PCI Requirement 4.1 – Use Strong Cryptography and Security Protocols to Safeguard Sensitive CHD During Transmission

by Randy Bartels / August 23rd, 2017

If your organization transmits sensitive cardholder data over an open or public network, that data must be encrypted using strong cryptography and security protocols, according to PCI Requirement 4.1. Examples of open, public networks include the Internet, Bluetooth, cell phones/GSM, wireless Internet, etc. The purpose of this requirement is to prevent attackers from obtaining data while in transit, which is a common practice.

Best practices for safeguarding sensitive cardholder data during transmission include:

  • Only use trusted keys and certificates associated with the encryption. If a certificate has expired or is not issued by a trusted source, do not accept it.
  • Any security protocols in use should only support secure versions or configurations; if not, the known vulnerabilities of a protocol could be exploited by an attacker. This also prevents an insecure connection. Any connection that could result in an insecure connection cannot be accepted.

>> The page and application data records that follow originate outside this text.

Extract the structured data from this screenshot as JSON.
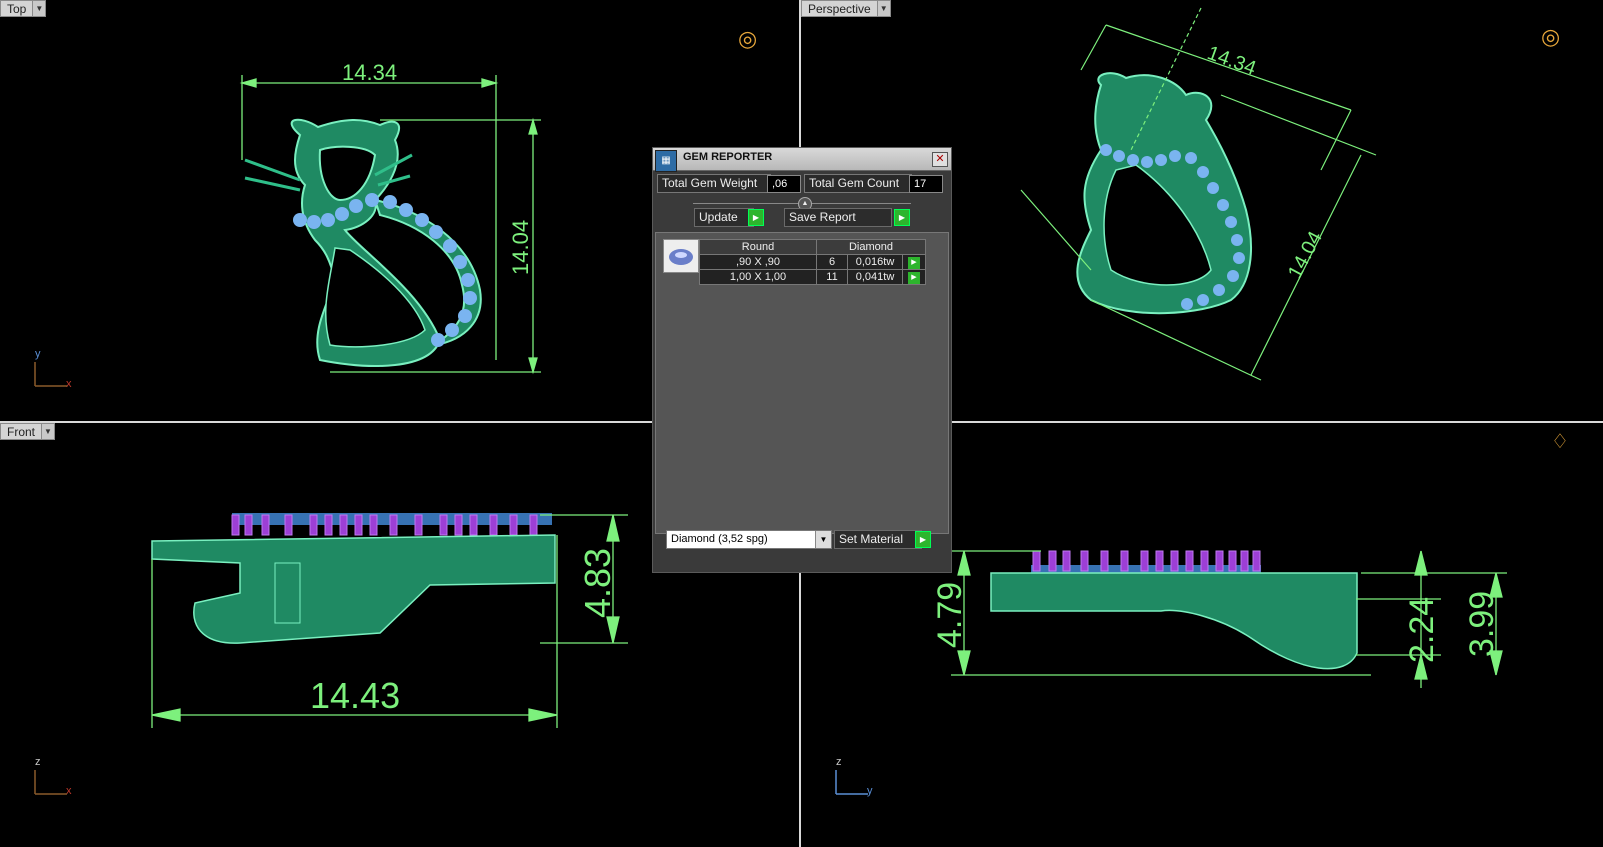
{
  "viewports": {
    "top": {
      "label": "Top",
      "axes": {
        "v": "y",
        "h": "x"
      }
    },
    "perspective": {
      "label": "Perspective"
    },
    "front": {
      "label": "Front",
      "axes": {
        "v": "z",
        "h": "x"
      }
    },
    "right": {
      "label": "",
      "axes": {
        "v": "z",
        "h": "y"
      }
    }
  },
  "dimensions": {
    "top_width": "14.34",
    "top_height": "14.04",
    "persp_width": "14.34",
    "persp_height": "14.04",
    "front_width": "14.43",
    "front_height": "4.83",
    "right_height_left": "4.79",
    "right_height_mid": "2.24",
    "right_height_right": "3.99"
  },
  "gem_reporter": {
    "title": "GEM REPORTER",
    "title_icon": "gem-reporter-icon",
    "total_weight_label": "Total Gem Weight",
    "total_weight_value": ",06",
    "total_count_label": "Total Gem Count",
    "total_count_value": "17",
    "update_label": "Update",
    "save_report_label": "Save Report",
    "table": {
      "headers": [
        "Round",
        "Diamond"
      ],
      "rows": [
        {
          "size": ",90 X ,90",
          "count": "6",
          "weight": "0,016tw"
        },
        {
          "size": "1,00 X 1,00",
          "count": "11",
          "weight": "0,041tw"
        }
      ]
    },
    "material_select": "Diamond      (3,52 spg)",
    "set_material_label": "Set Material"
  },
  "colors": {
    "model": "#2f9e77",
    "model_line": "#7af0c0",
    "gem": "#7ab4f0",
    "prong": "#9d3fd6",
    "dimension": "#7df07d",
    "axis_x": "#c0392b",
    "axis_y": "#5a8fd6",
    "axis_z": "#c9c9c9"
  }
}
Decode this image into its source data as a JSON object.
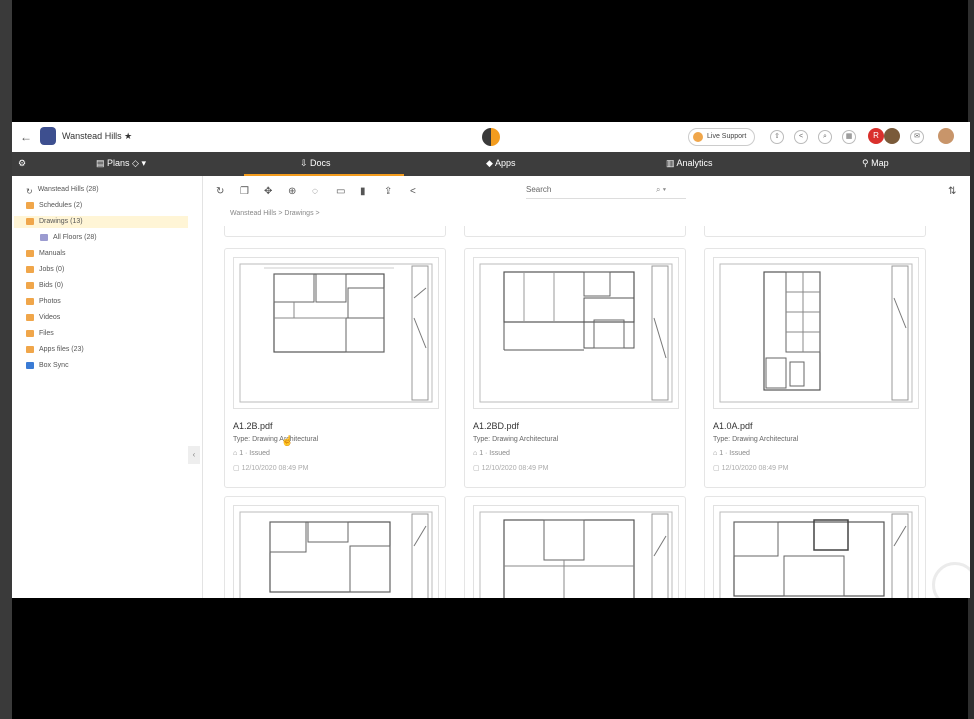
{
  "project": {
    "name": "Wanstead Hills ★"
  },
  "support": {
    "label": "Live Support"
  },
  "avatar_initial": "R",
  "nav": {
    "plans": "Plans ◇ ▾",
    "docs": "Docs",
    "apps": "Apps",
    "analytics": "Analytics",
    "map": "Map"
  },
  "sidebar": {
    "items": [
      {
        "label": "Wanstead Hills (28)",
        "color": "#888888"
      },
      {
        "label": "Schedules (2)",
        "color": "#f0a64a"
      },
      {
        "label": "Drawings (13)",
        "color": "#f0a64a"
      },
      {
        "label": "All Floors (28)",
        "color": "#9b9bd0"
      },
      {
        "label": "Manuals",
        "color": "#f0a64a"
      },
      {
        "label": "Jobs (0)",
        "color": "#f0a64a"
      },
      {
        "label": "Bids (0)",
        "color": "#f0a64a"
      },
      {
        "label": "Photos",
        "color": "#f0a64a"
      },
      {
        "label": "Videos",
        "color": "#f0a64a"
      },
      {
        "label": "Files",
        "color": "#f0a64a"
      },
      {
        "label": "Apps files (23)",
        "color": "#f0a64a"
      },
      {
        "label": "Box Sync",
        "color": "#3a7bd5"
      }
    ]
  },
  "search": {
    "placeholder": "Search"
  },
  "breadcrumb": "Wanstead Hills  >  Drawings  >",
  "cards": [
    {
      "name": "A1.2B.pdf",
      "type": "Type: Drawing Architectural",
      "meta1": "1 · Issued",
      "meta2": "12/10/2020 08:49 PM"
    },
    {
      "name": "A1.2BD.pdf",
      "type": "Type: Drawing Architectural",
      "meta1": "1 · Issued",
      "meta2": "12/10/2020 08:49 PM"
    },
    {
      "name": "A1.0A.pdf",
      "type": "Type: Drawing Architectural",
      "meta1": "1 · Issued",
      "meta2": "12/10/2020 08:49 PM"
    }
  ],
  "colors": {
    "accent": "#f39c1e",
    "navbar": "#3d3d3d",
    "selected": "#fff5d6"
  }
}
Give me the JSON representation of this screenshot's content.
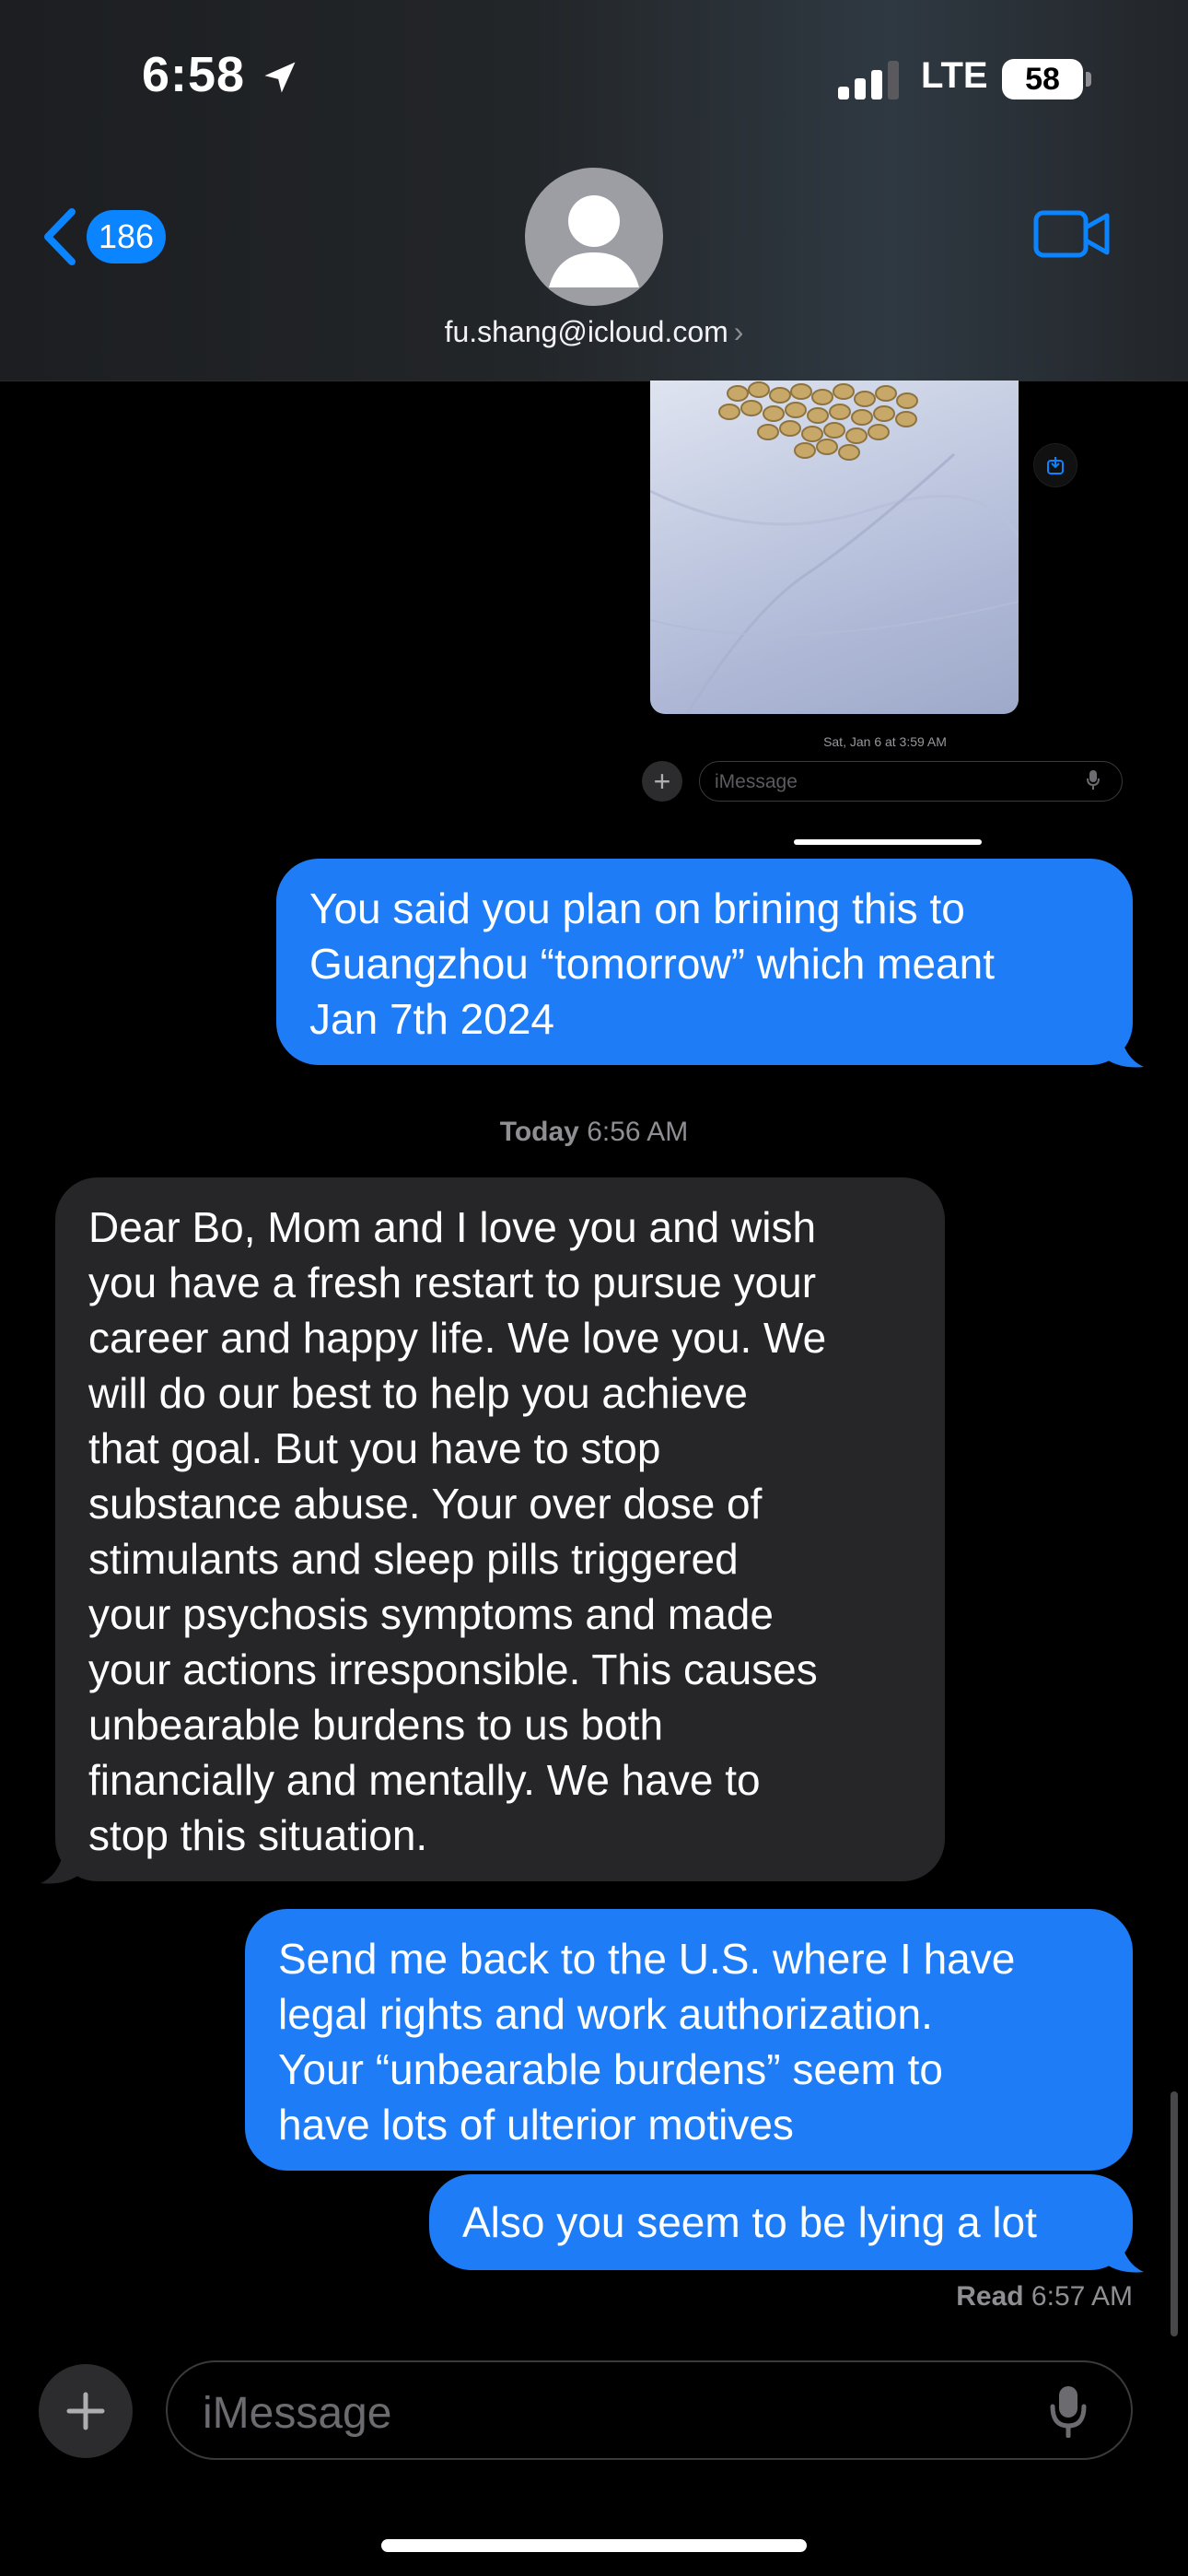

An example of an insecure protocol is WEP, which cannot be used for security.
  • The encryption strength is appropriate for the encryption methodology in use.
  • Documentation should define all places where cardholder data is transmitted or received over open, public networks.
  • Documentation should outline a process for acceptance of trusted keys and certificates, how the implemented security protocols only support secure versions or configurations, and why the encryption strength is appropriate.

If you’re going to be transmitting cardholder data over an open or public network (this would be the Internet, wireless, GSM, cell phone, Bluetooth), we expect that the data be encrypted. There’s multiple ways that we look for doing that. For example, you wouldn’t be using an insecure wireless protocol such as WEP. You can use WEP, but WEP cannot be used as a means of security. We look to make sure you have the keys or the certificates that are associated with the encryption, and that they be trusted and secure.

The assessor should take time, when looking at your network documentation, to make sure that it defines all places where cardholder data is transmitted in and out of your network. As part of that, they’re going to be looking at how you’re protecting that information as it departs your environment or your control. So, Requirement 4.1 looks to make sure that you have strong cryptography or strong encryption any place that cardholder data is transmitted over open or public networks.